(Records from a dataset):
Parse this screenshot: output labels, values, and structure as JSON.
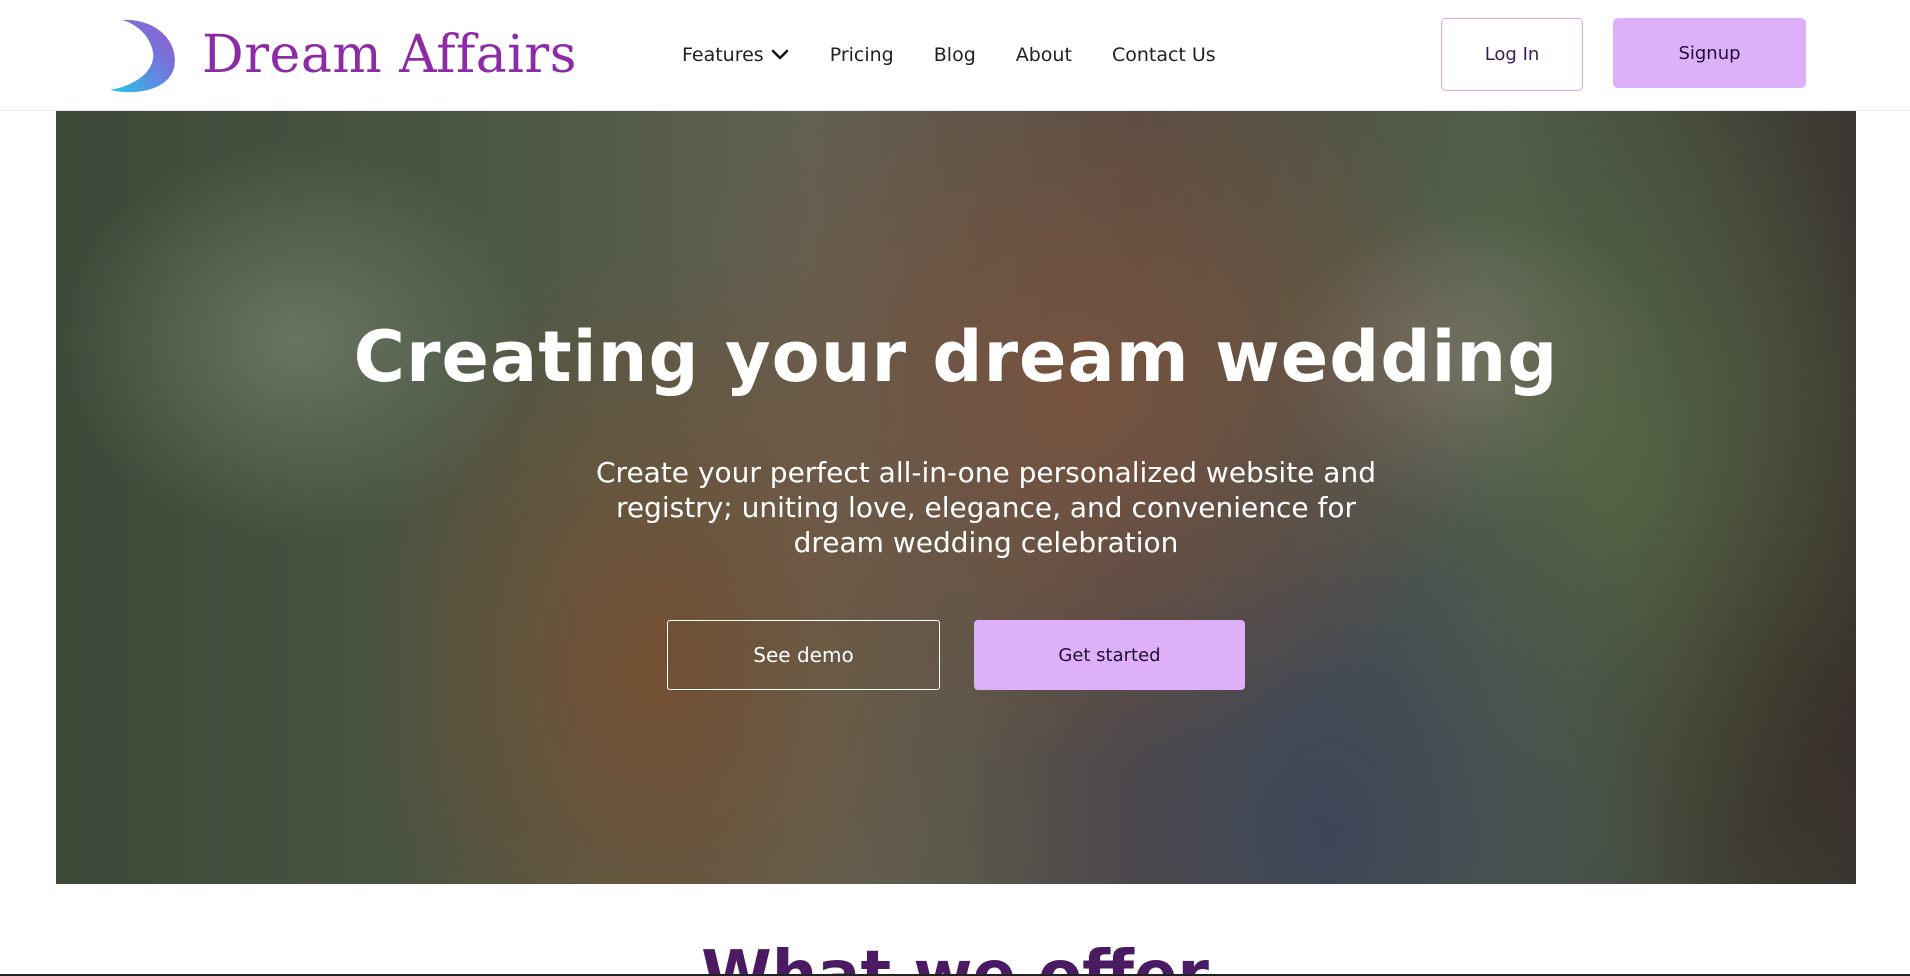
{
  "brand": {
    "name": "Dream Affairs",
    "logo_icon": "crescent-moon-icon",
    "color": "#8d2aa6"
  },
  "nav": {
    "items": [
      {
        "label": "Features",
        "has_dropdown": true
      },
      {
        "label": "Pricing"
      },
      {
        "label": "Blog"
      },
      {
        "label": "About"
      },
      {
        "label": "Contact Us"
      }
    ]
  },
  "auth": {
    "login_label": "Log In",
    "signup_label": "Signup"
  },
  "hero": {
    "title": "Creating your dream wedding",
    "subtitle": "Create your perfect all-in-one personalized website and registry; uniting love, elegance, and convenience for dream wedding celebration",
    "demo_label": "See demo",
    "start_label": "Get started"
  },
  "section": {
    "title": "What we offer"
  },
  "colors": {
    "accent": "#dfb0fa",
    "heading": "#4a1b63"
  }
}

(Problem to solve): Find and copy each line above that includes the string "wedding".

(Your solution):
    "title": "Creating your dream wedding",
    "subtitle": "Create your perfect all-in-one personalized website and registry; uniting love, elegance, and convenience for dream wedding celebration",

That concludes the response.